◆ **Exercise**
Scan the listing below for the string "adapters" and copy each line where it turns up.

◆ **Material for this task**
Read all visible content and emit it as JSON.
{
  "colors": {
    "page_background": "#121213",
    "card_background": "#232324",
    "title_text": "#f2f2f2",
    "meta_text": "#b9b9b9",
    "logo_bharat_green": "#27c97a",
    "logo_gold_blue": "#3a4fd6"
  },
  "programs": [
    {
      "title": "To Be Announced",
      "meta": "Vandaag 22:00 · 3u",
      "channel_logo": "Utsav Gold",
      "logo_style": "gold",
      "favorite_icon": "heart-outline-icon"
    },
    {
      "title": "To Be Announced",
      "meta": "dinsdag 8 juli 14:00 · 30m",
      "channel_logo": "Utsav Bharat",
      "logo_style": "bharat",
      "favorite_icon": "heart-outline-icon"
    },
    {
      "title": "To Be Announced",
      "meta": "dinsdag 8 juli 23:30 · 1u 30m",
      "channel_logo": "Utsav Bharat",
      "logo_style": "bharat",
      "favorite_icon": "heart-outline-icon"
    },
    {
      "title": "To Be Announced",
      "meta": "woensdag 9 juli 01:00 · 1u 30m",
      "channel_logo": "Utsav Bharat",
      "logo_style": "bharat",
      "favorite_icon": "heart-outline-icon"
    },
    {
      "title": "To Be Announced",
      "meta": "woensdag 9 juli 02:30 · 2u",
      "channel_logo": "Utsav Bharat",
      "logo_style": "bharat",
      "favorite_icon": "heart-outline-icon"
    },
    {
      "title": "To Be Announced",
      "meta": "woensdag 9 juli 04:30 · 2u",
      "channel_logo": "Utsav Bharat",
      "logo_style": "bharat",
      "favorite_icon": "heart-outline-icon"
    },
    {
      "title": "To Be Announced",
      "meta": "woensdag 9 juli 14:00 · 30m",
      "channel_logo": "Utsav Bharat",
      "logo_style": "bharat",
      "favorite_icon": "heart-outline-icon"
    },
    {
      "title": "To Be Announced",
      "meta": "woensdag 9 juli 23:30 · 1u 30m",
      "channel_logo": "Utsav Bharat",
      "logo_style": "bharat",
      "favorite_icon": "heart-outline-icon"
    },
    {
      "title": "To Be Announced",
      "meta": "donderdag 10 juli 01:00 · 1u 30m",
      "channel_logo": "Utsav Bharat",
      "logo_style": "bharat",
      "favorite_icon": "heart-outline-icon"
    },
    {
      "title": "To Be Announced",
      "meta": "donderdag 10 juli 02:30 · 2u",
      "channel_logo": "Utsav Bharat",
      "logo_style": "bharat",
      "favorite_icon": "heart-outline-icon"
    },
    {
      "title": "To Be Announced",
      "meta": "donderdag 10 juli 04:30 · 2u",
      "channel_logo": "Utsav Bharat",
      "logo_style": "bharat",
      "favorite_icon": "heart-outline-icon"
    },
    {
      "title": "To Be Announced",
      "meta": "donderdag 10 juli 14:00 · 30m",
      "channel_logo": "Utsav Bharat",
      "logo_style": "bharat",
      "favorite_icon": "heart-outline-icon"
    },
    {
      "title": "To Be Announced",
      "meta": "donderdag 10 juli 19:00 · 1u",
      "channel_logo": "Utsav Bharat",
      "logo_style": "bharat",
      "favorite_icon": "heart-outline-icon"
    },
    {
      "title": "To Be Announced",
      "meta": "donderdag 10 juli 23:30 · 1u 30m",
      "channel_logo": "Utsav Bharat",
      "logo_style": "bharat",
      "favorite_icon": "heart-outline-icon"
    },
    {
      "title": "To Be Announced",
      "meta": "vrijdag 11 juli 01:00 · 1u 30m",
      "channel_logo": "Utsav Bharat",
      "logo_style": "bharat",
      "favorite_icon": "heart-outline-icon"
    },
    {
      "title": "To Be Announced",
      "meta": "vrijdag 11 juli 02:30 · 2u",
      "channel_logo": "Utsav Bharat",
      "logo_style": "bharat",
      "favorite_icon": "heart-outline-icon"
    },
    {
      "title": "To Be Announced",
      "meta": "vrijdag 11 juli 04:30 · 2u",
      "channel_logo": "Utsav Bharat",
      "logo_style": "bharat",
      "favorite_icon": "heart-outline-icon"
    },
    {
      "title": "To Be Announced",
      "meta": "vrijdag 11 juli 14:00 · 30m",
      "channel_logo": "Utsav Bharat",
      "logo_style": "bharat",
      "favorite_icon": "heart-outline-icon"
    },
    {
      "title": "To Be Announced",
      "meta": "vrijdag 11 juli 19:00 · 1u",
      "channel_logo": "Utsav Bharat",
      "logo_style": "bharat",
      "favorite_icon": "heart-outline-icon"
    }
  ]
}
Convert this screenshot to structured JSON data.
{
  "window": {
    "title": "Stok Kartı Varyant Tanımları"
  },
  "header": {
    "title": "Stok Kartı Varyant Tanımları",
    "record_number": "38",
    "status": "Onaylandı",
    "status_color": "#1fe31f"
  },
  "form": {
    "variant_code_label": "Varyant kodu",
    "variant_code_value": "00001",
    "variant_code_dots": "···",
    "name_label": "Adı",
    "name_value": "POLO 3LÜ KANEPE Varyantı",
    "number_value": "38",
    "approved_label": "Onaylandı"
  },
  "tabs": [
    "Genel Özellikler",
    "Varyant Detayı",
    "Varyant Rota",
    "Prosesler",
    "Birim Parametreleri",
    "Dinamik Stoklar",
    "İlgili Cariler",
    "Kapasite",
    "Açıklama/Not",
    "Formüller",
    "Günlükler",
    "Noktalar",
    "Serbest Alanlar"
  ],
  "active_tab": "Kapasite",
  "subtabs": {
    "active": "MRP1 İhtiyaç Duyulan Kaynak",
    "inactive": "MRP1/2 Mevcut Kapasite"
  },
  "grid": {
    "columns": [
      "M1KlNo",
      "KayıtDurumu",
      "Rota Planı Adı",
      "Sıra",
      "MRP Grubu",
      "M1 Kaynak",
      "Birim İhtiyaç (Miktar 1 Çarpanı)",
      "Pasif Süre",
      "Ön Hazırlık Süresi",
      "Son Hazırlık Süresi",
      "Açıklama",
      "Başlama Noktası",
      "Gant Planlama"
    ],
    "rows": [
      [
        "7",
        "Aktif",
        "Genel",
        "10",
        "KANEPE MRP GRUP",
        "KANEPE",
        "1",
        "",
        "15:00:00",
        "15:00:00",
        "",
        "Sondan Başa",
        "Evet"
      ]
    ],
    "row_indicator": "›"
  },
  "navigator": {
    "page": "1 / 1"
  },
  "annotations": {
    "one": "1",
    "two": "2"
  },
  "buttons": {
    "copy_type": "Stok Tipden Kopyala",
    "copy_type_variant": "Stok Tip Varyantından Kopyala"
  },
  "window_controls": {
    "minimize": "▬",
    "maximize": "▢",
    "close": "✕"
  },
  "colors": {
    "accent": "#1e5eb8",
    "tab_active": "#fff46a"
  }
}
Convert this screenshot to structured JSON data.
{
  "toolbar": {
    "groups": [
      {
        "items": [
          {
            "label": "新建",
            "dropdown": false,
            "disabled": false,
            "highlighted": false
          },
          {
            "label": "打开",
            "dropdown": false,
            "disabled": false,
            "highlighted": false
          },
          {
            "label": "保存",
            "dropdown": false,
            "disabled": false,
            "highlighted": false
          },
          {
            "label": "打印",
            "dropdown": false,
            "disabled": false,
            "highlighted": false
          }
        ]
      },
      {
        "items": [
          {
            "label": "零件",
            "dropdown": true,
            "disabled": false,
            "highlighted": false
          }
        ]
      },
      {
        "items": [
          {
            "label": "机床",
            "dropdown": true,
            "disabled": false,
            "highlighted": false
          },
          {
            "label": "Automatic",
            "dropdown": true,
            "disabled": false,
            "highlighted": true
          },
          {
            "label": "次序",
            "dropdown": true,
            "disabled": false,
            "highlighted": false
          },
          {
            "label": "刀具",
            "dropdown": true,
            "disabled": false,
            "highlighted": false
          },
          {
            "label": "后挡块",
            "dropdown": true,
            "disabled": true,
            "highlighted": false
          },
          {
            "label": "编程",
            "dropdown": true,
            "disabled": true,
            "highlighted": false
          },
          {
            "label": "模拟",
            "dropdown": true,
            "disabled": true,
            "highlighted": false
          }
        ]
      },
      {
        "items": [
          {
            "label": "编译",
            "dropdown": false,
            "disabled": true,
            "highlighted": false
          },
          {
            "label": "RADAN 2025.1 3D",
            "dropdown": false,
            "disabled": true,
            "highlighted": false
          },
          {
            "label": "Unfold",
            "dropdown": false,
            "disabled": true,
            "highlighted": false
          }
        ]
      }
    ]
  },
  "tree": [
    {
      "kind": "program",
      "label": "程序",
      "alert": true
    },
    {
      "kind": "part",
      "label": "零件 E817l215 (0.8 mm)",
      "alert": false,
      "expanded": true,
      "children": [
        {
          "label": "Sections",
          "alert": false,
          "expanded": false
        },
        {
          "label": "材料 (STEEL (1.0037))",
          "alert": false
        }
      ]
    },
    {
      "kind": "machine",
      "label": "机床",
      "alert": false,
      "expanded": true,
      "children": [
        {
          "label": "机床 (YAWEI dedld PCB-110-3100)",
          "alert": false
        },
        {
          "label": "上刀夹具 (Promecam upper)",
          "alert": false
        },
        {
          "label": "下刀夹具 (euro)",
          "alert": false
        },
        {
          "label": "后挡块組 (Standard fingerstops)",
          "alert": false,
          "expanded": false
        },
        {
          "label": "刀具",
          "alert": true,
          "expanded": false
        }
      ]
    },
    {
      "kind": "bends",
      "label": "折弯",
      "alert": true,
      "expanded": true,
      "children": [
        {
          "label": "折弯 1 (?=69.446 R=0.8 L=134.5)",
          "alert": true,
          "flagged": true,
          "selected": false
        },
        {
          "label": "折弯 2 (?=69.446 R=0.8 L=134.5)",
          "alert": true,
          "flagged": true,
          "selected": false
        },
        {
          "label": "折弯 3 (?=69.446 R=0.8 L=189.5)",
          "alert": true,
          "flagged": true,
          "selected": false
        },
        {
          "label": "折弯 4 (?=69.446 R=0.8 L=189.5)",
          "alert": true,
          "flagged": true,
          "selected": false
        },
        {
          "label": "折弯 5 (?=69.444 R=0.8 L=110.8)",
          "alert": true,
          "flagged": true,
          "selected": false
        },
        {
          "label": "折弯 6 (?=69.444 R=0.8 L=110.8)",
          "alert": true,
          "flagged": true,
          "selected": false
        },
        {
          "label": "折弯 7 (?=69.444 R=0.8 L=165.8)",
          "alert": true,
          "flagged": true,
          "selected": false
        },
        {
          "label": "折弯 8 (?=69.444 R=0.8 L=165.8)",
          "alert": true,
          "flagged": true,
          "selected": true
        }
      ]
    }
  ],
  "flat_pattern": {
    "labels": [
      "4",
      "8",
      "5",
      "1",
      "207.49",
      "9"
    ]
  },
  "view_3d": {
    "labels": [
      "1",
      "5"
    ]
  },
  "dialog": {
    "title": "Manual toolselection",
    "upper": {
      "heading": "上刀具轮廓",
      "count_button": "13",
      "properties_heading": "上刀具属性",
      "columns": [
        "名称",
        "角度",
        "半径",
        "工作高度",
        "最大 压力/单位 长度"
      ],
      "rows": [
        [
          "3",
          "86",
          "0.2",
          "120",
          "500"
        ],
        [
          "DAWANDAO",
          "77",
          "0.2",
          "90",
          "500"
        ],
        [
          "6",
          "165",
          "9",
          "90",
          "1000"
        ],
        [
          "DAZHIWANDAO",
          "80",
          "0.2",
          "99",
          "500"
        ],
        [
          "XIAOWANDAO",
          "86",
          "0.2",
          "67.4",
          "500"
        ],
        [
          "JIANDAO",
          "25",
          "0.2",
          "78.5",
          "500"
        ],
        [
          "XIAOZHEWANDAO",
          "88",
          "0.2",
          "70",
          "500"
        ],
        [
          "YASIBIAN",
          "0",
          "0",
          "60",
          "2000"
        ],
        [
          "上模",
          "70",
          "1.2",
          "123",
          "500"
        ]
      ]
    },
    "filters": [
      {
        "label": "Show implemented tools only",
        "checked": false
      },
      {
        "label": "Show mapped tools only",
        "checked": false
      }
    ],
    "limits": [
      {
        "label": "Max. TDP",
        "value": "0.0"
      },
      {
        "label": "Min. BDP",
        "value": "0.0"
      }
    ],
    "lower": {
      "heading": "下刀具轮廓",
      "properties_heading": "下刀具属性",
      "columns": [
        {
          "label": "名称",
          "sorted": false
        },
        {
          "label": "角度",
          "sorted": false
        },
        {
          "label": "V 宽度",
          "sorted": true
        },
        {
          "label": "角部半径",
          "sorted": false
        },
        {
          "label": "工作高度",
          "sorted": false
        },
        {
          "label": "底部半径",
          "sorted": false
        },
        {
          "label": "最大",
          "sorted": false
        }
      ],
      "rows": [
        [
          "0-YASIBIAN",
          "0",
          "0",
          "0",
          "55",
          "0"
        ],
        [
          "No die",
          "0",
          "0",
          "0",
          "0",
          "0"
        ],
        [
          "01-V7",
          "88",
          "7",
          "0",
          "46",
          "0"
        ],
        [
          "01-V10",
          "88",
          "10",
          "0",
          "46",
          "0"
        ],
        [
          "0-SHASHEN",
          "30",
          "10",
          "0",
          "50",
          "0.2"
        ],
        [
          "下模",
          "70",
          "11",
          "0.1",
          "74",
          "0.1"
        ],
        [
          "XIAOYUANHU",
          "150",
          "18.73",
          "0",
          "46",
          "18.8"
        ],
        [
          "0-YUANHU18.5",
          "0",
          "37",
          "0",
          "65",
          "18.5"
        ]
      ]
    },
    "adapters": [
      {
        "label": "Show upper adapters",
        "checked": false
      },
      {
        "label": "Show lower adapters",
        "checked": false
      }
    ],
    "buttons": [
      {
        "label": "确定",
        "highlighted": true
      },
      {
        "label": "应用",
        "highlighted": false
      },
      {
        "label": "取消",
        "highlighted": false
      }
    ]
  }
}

◆ **Solved exercise**
    "adapters": [
        "label": "Show upper adapters",
        "label": "Show lower adapters",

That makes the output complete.